Blotting Toothbrush Information

How a simple 45-year-old technique could restore your gum health…and slash your family’s dental bills…..forever.

FACT: No-one likes going to the dentist (not even the dentist!)

Imagine you’re in a reclining chair with dental equipment around you and that familiar smell of antiseptic. Your fingers lightly grip the arm rests as you try to hide your tension. A buzzing drill is heading towards your open mouth. It’s usually at this point that you make a promise to yourself: if the procedure is pain-free, you’ll definitely take better care of your teeth and gums, starting tomorrow.

 Keeping your teeth clean and your gums healthy is a daily necessity. Brush effectively and you’ll minimise the likelihood of decay; brush incorrectly and you’re a candidate for oral surgery. The chances are that over the years you’ve been subjected to the dentist’s drill or even gum surgery and it isn’t anything to look forward to. After each procedure your dentist probably told you to brush and floss more often, yet the next time you booked an appointment, the problem was still there; nothing had improved. There’s a reason for this…..

No matter how well you think you’ve brushed and flossed, your mouth will remain dirty. This is because you only brushed your teeth – JUST THE ENAMEL. Your teeth, the enamel, comprise only 10% of your mouth!

Were you ever taught to clean the gums, the cheeks, the roof and floor of the mouth as well as the surface of the tongue? The development of harmful plaque originates from the build-up of toxic bacteria here. Just imagine what you’d smell like if you washed only 10% of your face in the morning or 10% of your body in the shower?

Dentistry Explained
I used to think that if I brushed my teeth a couple of times a day vigorously, flossed occasionally and ate a few apples each week my dental health would be fine.

So why was I subjected to the dentist’s drill so many times over the years? That question was answered for me in 2001 by Dr. Joseph Phillips (1922- 2003). 

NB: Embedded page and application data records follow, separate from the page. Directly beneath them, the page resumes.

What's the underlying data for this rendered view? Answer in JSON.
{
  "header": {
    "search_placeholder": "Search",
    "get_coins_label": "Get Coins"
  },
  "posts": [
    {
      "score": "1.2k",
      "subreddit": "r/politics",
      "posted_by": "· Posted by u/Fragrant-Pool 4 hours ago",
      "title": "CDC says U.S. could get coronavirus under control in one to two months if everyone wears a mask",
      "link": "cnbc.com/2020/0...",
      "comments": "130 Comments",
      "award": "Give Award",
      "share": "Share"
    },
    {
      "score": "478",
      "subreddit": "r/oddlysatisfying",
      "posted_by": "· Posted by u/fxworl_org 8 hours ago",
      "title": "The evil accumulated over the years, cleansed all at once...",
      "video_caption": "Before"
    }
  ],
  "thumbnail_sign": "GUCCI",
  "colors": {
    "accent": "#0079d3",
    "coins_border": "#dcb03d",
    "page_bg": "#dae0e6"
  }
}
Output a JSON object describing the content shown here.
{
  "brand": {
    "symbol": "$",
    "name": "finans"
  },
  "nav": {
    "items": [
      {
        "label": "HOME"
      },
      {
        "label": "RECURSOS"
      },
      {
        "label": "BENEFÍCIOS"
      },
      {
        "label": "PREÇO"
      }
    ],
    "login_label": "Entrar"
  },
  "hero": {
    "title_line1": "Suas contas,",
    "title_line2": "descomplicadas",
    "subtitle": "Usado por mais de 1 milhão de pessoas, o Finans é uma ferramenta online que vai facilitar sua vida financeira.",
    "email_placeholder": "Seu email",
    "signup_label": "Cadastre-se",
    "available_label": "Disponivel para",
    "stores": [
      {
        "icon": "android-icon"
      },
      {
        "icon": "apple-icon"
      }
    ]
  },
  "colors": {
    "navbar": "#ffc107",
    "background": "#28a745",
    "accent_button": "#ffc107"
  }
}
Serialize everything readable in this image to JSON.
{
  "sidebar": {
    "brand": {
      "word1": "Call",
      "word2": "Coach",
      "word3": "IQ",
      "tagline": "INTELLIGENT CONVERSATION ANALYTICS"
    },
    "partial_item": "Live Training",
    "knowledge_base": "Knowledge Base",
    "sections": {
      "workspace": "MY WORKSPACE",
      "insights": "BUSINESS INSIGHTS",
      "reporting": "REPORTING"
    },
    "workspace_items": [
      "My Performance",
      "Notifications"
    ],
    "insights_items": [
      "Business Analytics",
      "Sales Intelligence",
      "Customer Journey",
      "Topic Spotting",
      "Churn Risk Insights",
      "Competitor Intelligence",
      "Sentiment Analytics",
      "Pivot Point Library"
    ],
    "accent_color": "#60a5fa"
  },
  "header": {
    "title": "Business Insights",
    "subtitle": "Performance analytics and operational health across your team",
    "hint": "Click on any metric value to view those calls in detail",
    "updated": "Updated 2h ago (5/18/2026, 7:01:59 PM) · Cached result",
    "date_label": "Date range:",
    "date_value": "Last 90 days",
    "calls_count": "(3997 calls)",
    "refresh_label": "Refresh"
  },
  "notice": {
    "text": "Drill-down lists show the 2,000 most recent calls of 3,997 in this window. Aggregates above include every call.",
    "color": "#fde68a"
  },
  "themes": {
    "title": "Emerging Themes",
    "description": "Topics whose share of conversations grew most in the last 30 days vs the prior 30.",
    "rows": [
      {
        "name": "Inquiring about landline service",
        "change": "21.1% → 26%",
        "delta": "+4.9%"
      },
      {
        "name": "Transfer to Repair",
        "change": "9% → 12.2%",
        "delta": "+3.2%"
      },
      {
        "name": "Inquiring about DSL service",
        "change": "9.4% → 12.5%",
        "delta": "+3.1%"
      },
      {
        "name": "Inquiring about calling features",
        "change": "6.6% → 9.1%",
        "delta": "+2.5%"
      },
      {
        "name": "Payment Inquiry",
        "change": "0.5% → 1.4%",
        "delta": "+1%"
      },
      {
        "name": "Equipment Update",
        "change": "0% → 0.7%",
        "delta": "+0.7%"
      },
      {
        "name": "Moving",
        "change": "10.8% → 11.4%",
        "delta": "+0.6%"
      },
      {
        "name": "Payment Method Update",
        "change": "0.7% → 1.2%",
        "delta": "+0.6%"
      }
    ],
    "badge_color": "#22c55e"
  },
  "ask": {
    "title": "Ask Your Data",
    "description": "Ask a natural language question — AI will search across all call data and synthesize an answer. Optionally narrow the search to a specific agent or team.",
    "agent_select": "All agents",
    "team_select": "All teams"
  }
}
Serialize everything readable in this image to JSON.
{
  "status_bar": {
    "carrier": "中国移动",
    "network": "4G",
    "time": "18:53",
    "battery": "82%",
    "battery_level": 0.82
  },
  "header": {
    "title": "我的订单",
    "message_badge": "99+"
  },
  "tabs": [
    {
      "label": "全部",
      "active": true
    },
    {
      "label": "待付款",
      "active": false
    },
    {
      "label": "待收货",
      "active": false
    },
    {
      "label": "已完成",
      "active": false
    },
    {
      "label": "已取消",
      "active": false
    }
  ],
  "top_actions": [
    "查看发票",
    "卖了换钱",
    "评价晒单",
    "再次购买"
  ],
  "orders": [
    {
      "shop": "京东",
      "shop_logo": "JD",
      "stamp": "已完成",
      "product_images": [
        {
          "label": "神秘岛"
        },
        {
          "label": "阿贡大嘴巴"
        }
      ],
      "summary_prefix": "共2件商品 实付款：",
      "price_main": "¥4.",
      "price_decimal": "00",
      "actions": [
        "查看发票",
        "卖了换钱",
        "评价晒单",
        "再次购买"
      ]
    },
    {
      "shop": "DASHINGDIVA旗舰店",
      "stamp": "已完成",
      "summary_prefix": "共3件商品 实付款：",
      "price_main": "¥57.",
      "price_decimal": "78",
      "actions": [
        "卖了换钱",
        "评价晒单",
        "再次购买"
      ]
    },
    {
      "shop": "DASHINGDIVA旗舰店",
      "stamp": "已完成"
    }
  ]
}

Dr Phillips used to take the time to explain to his patients that modern dentistry had lost its way and was more about repairing conditions than preventing them.

Few modern dentists can make a living showing people how to stop tooth decay and prevent gum disease from happening in the first place.

Although there are some exceptionally good dentists around the world, most dentists are not there to prevent these conditions from developing. The dentist makes a livelihood by filling the decayed tooth, not showing you how to prevent the decay from happening in the first place.

If you don’t brush and floss properly you won’t remove plaque. Instead you may just push it to a different part of the mouth, or even into the gumline.

Then Dr. Phillips told me the single most important factor in dental health:

Plaque is the sticky, white substance that forms on teeth, between them and in the area between the teeth and gums, called the sulcus. Harmful toxins released by the bad bacteria in plaque are triggering the plaque to flourish. This is the principle cause of dental disease and contributes to the body’s acid state. Think about that for a moment as well as the consequences – this ‘toxic’ plaque causes cardiovascular conditions, diabetes and cancer (see WDDTY July 2012).

There is hope!
An almost forgotten technique that does remove plaque effectively was developed by Dr. Phillips himself in the late 1960’s.

It’s called ‘The Blotting Technique and works in conjunction with Blotting Brushes.

After his death the research he’d carried out for years was largely destroyed in a home fire but thankfully the brushes and his technique are still available today.

The procedure is simple to carry out and for many has proved to be the key to good oral health for a lifetime.

You decide whether or not this is for you…

A note from Linda Anousta:
I had a session with my dental hygienist in 2012. My gums hurt so badly after this appointment I was on painkillers for 5 days. I do NOT like taking painkillers!

I vowed not to return to the dental hygienist again. In May 2015 I was persuaded by my dentist to just have a routine session  for the sake of my teeth and gums and just “pop along to see the dental hygienist”. I duly attended ( well, he is a good and very nice dentist so I did not wish to displease him!) so I went a long to see a different, gentler hygienist.

After the session she said to me ” I have nothing to report and no instructions to give you as your teeth look great and your gums are amazingly healthy”. I informed her I use the Blotting brush. She had never heard of it and was not that interested. Shame.